■ **Directions**: Using the entries that follow, state how many lines contain "this", with no other words.

■ **Exercise data**:
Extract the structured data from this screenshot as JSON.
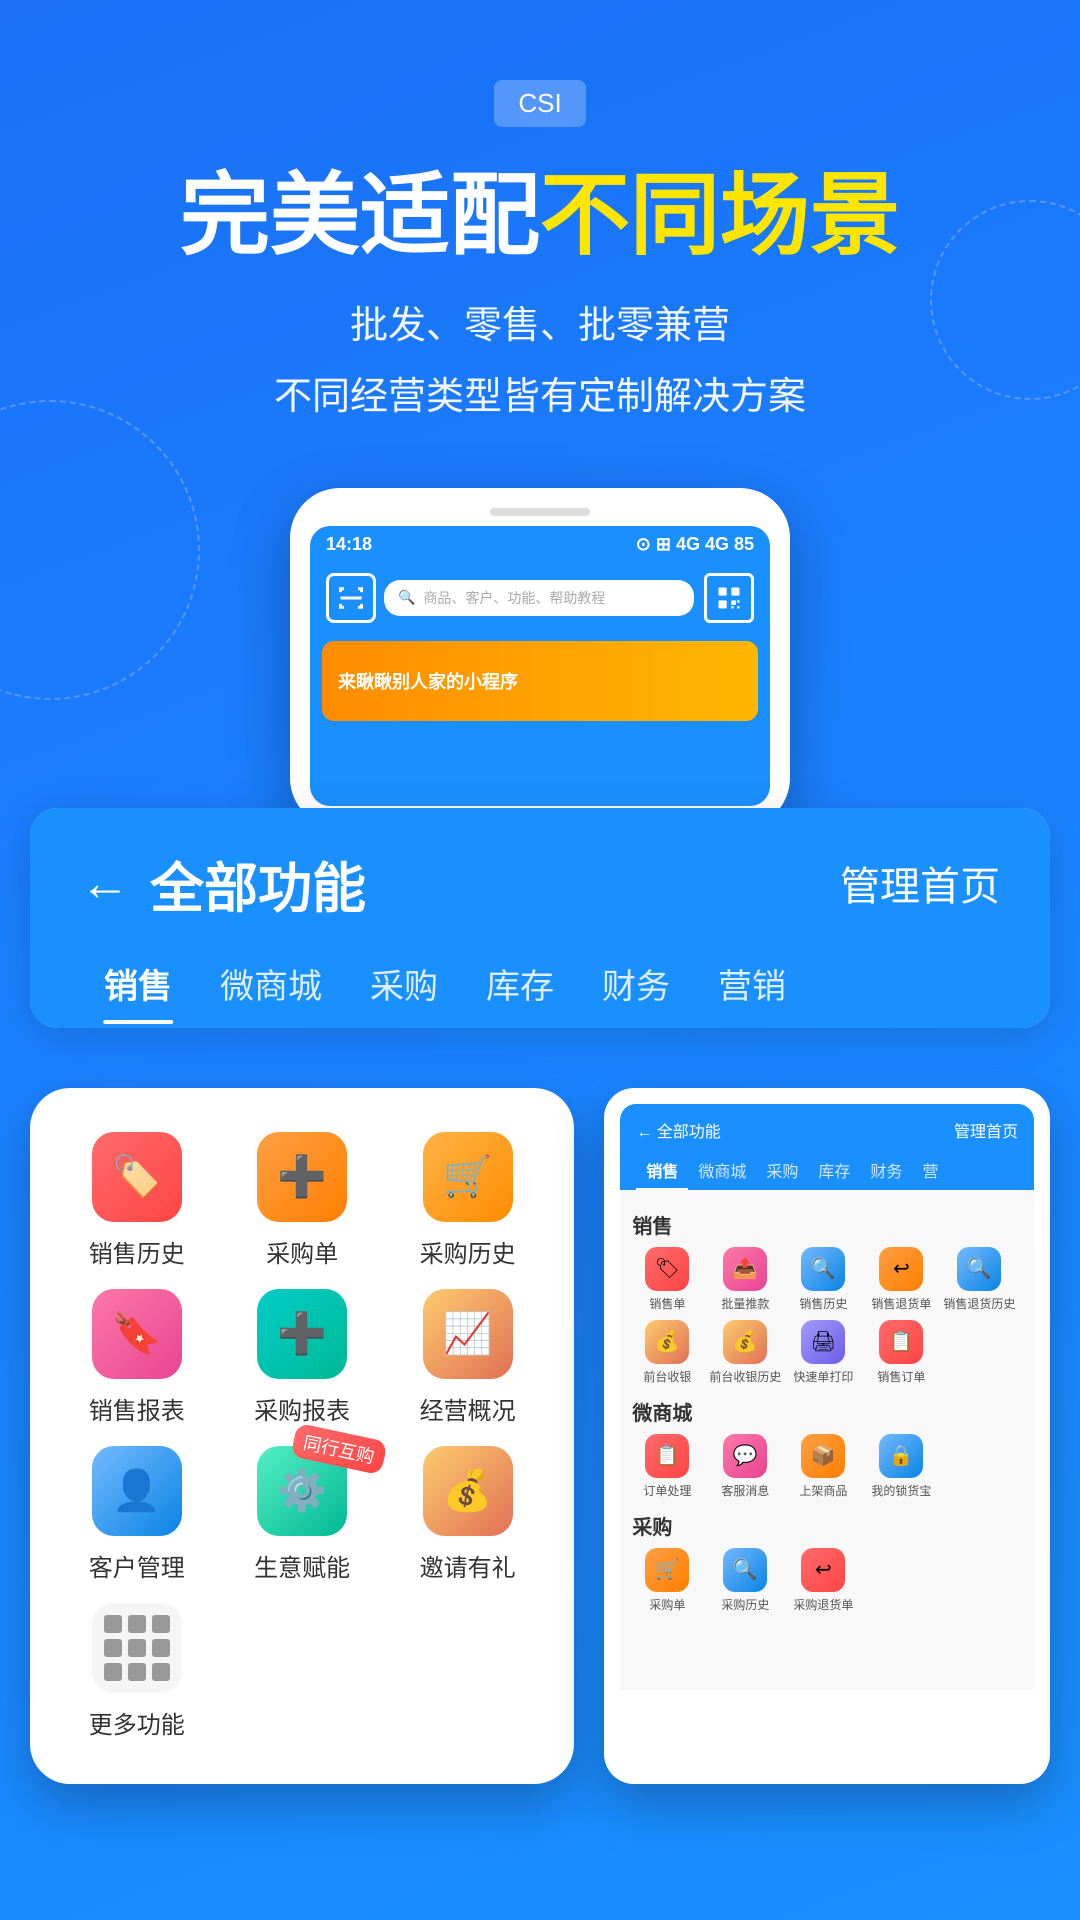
{
  "app": {
    "bg_color": "#1a7fff"
  },
  "hero": {
    "tag": "CSI",
    "title_white": "完美适配",
    "title_yellow": "不同场景",
    "subtitle1": "批发、零售、批零兼营",
    "subtitle2": "不同经营类型皆有定制解决方案"
  },
  "phone_screen": {
    "time": "14:18",
    "search_placeholder": "商品、客户、功能、帮助教程",
    "banner_text": "来瞅瞅别人家的小程序"
  },
  "function_card": {
    "back_label": "←",
    "title": "全部功能",
    "manage_home": "管理首页",
    "tabs": [
      "销售",
      "微商城",
      "采购",
      "库存",
      "财务",
      "营销"
    ]
  },
  "icon_grid_left": [
    {
      "label": "销售历史",
      "icon": "🏷",
      "color": "ic-red"
    },
    {
      "label": "采购单",
      "icon": "➕",
      "color": "ic-orange"
    },
    {
      "label": "采购历史",
      "icon": "🛒",
      "color": "ic-orange"
    },
    {
      "label": "销售报表",
      "icon": "🔖",
      "color": "ic-pink"
    },
    {
      "label": "采购报表",
      "icon": "➕",
      "color": "ic-green"
    },
    {
      "label": "经营概况",
      "icon": "📈",
      "color": "ic-yellow"
    },
    {
      "label": "客户管理",
      "icon": "👤",
      "color": "ic-blue"
    },
    {
      "label": "生意赋能",
      "icon": "⚙",
      "color": "ic-teal"
    },
    {
      "label": "邀请有礼",
      "icon": "💰",
      "color": "ic-yellow"
    },
    {
      "label": "更多功能",
      "icon": "grid",
      "color": "ic-gray"
    }
  ],
  "mini_phone": {
    "header_left": "← 全部功能",
    "header_right": "管理首页",
    "tabs": [
      "销售",
      "微商城",
      "采购",
      "库存",
      "财务",
      "营"
    ],
    "sections": [
      {
        "title": "销售",
        "icons": [
          {
            "label": "销售单",
            "icon": "🏷"
          },
          {
            "label": "批量推款",
            "icon": "📤"
          },
          {
            "label": "销售历史",
            "icon": "🔍"
          },
          {
            "label": "销售退货单",
            "icon": "↩"
          },
          {
            "label": "销售退货历史",
            "icon": "🔍"
          },
          {
            "label": "前台收银",
            "icon": "💰"
          },
          {
            "label": "前台收银历史",
            "icon": "💰"
          },
          {
            "label": "快速单打印",
            "icon": "🖨"
          },
          {
            "label": "销售订单",
            "icon": "📋"
          }
        ]
      },
      {
        "title": "微商城",
        "icons": [
          {
            "label": "订单处理",
            "icon": "📋"
          },
          {
            "label": "客服消息",
            "icon": "💬"
          },
          {
            "label": "上架商品",
            "icon": "📦"
          },
          {
            "label": "我的锁货宝",
            "icon": "🔒"
          }
        ]
      },
      {
        "title": "采购",
        "icons": [
          {
            "label": "采购单",
            "icon": "🛒"
          },
          {
            "label": "采购历史",
            "icon": "🔍"
          },
          {
            "label": "采购退货单",
            "icon": "↩"
          }
        ]
      }
    ]
  }
}
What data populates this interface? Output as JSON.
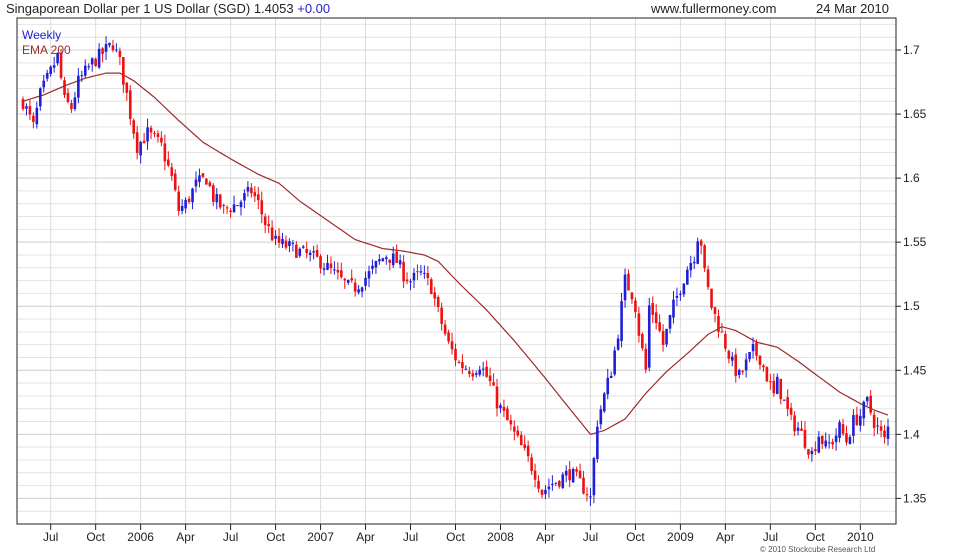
{
  "header": {
    "title": "Singaporean Dollar per 1 US Dollar (SGD)",
    "last": "1.4053",
    "change": "+0.00",
    "site": "www.fullermoney.com",
    "date": "24 Mar 2010"
  },
  "footer": {
    "copyright": "© 2010 Stockcube Research Ltd"
  },
  "colors": {
    "up": "#1f1fd6",
    "down": "#ee1111",
    "ema": "#9b2c2c",
    "grid": "#d4d4d4",
    "axis": "#222222"
  },
  "chart_data": {
    "type": "candlestick",
    "period": "Weekly",
    "start_week": "2005-05-06",
    "ylim": [
      1.33,
      1.725
    ],
    "yticks": [
      1.35,
      1.4,
      1.45,
      1.5,
      1.55,
      1.6,
      1.65,
      1.7
    ],
    "ytick_labels": [
      "1.35",
      "1.4",
      "1.45",
      "1.5",
      "1.55",
      "1.6",
      "1.65",
      "1.7"
    ],
    "xticks": [
      {
        "label": "Jul",
        "week": 8
      },
      {
        "label": "Oct",
        "week": 21
      },
      {
        "label": "2006",
        "week": 34
      },
      {
        "label": "Apr",
        "week": 47
      },
      {
        "label": "Jul",
        "week": 60
      },
      {
        "label": "Oct",
        "week": 73
      },
      {
        "label": "2007",
        "week": 86
      },
      {
        "label": "Apr",
        "week": 99
      },
      {
        "label": "Jul",
        "week": 112
      },
      {
        "label": "Oct",
        "week": 125
      },
      {
        "label": "2008",
        "week": 138
      },
      {
        "label": "Apr",
        "week": 151
      },
      {
        "label": "Jul",
        "week": 164
      },
      {
        "label": "Oct",
        "week": 177
      },
      {
        "label": "2009",
        "week": 190
      },
      {
        "label": "Apr",
        "week": 203
      },
      {
        "label": "Jul",
        "week": 216
      },
      {
        "label": "Oct",
        "week": 229
      },
      {
        "label": "2010",
        "week": 242
      }
    ],
    "series": [
      {
        "name": "Weekly",
        "kind": "price"
      },
      {
        "name": "EMA 200",
        "kind": "ema"
      }
    ],
    "close_anchors": [
      [
        0,
        1.66
      ],
      [
        3,
        1.64
      ],
      [
        5,
        1.665
      ],
      [
        10,
        1.695
      ],
      [
        12,
        1.66
      ],
      [
        14,
        1.655
      ],
      [
        16,
        1.675
      ],
      [
        20,
        1.69
      ],
      [
        22,
        1.695
      ],
      [
        26,
        1.705
      ],
      [
        28,
        1.69
      ],
      [
        30,
        1.665
      ],
      [
        31,
        1.65
      ],
      [
        33,
        1.625
      ],
      [
        36,
        1.635
      ],
      [
        40,
        1.625
      ],
      [
        43,
        1.6
      ],
      [
        45,
        1.575
      ],
      [
        47,
        1.58
      ],
      [
        50,
        1.595
      ],
      [
        53,
        1.6
      ],
      [
        55,
        1.585
      ],
      [
        58,
        1.575
      ],
      [
        62,
        1.58
      ],
      [
        66,
        1.59
      ],
      [
        68,
        1.58
      ],
      [
        70,
        1.565
      ],
      [
        73,
        1.55
      ],
      [
        78,
        1.545
      ],
      [
        82,
        1.54
      ],
      [
        86,
        1.535
      ],
      [
        90,
        1.525
      ],
      [
        94,
        1.515
      ],
      [
        96,
        1.515
      ],
      [
        100,
        1.525
      ],
      [
        103,
        1.535
      ],
      [
        105,
        1.54
      ],
      [
        108,
        1.535
      ],
      [
        110,
        1.525
      ],
      [
        112,
        1.52
      ],
      [
        115,
        1.525
      ],
      [
        118,
        1.515
      ],
      [
        120,
        1.495
      ],
      [
        123,
        1.47
      ],
      [
        126,
        1.455
      ],
      [
        130,
        1.45
      ],
      [
        132,
        1.455
      ],
      [
        135,
        1.44
      ],
      [
        137,
        1.425
      ],
      [
        140,
        1.41
      ],
      [
        143,
        1.395
      ],
      [
        146,
        1.38
      ],
      [
        148,
        1.37
      ],
      [
        150,
        1.355
      ],
      [
        152,
        1.36
      ],
      [
        155,
        1.365
      ],
      [
        158,
        1.37
      ],
      [
        160,
        1.365
      ],
      [
        163,
        1.355
      ],
      [
        164,
        1.35
      ],
      [
        165,
        1.38
      ],
      [
        166,
        1.41
      ],
      [
        168,
        1.43
      ],
      [
        170,
        1.45
      ],
      [
        172,
        1.48
      ],
      [
        173,
        1.5
      ],
      [
        174,
        1.52
      ],
      [
        176,
        1.51
      ],
      [
        177,
        1.5
      ],
      [
        178,
        1.48
      ],
      [
        180,
        1.45
      ],
      [
        181,
        1.5
      ],
      [
        183,
        1.49
      ],
      [
        185,
        1.47
      ],
      [
        186,
        1.48
      ],
      [
        188,
        1.5
      ],
      [
        190,
        1.515
      ],
      [
        192,
        1.53
      ],
      [
        194,
        1.54
      ],
      [
        195,
        1.555
      ],
      [
        196,
        1.55
      ],
      [
        197,
        1.525
      ],
      [
        199,
        1.5
      ],
      [
        201,
        1.485
      ],
      [
        203,
        1.47
      ],
      [
        205,
        1.455
      ],
      [
        207,
        1.445
      ],
      [
        209,
        1.455
      ],
      [
        211,
        1.465
      ],
      [
        213,
        1.46
      ],
      [
        215,
        1.445
      ],
      [
        217,
        1.43
      ],
      [
        218,
        1.44
      ],
      [
        220,
        1.425
      ],
      [
        222,
        1.41
      ],
      [
        224,
        1.405
      ],
      [
        226,
        1.395
      ],
      [
        228,
        1.385
      ],
      [
        230,
        1.4
      ],
      [
        232,
        1.39
      ],
      [
        234,
        1.395
      ],
      [
        236,
        1.405
      ],
      [
        238,
        1.395
      ],
      [
        240,
        1.41
      ],
      [
        242,
        1.415
      ],
      [
        244,
        1.425
      ],
      [
        246,
        1.41
      ],
      [
        248,
        1.4
      ],
      [
        249,
        1.395
      ],
      [
        250,
        1.405
      ]
    ],
    "ema_anchors": [
      [
        0,
        1.66
      ],
      [
        6,
        1.665
      ],
      [
        12,
        1.672
      ],
      [
        18,
        1.678
      ],
      [
        24,
        1.682
      ],
      [
        28,
        1.682
      ],
      [
        32,
        1.676
      ],
      [
        38,
        1.663
      ],
      [
        45,
        1.645
      ],
      [
        52,
        1.628
      ],
      [
        60,
        1.615
      ],
      [
        68,
        1.603
      ],
      [
        74,
        1.596
      ],
      [
        80,
        1.582
      ],
      [
        88,
        1.567
      ],
      [
        96,
        1.552
      ],
      [
        104,
        1.545
      ],
      [
        110,
        1.543
      ],
      [
        116,
        1.54
      ],
      [
        120,
        1.535
      ],
      [
        126,
        1.518
      ],
      [
        134,
        1.497
      ],
      [
        142,
        1.473
      ],
      [
        150,
        1.447
      ],
      [
        158,
        1.42
      ],
      [
        164,
        1.4
      ],
      [
        168,
        1.403
      ],
      [
        174,
        1.412
      ],
      [
        180,
        1.432
      ],
      [
        186,
        1.449
      ],
      [
        192,
        1.463
      ],
      [
        198,
        1.478
      ],
      [
        202,
        1.484
      ],
      [
        206,
        1.481
      ],
      [
        212,
        1.472
      ],
      [
        218,
        1.468
      ],
      [
        224,
        1.457
      ],
      [
        230,
        1.445
      ],
      [
        236,
        1.433
      ],
      [
        242,
        1.424
      ],
      [
        246,
        1.419
      ],
      [
        250,
        1.415
      ]
    ]
  }
}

■ **Output of the task**: 2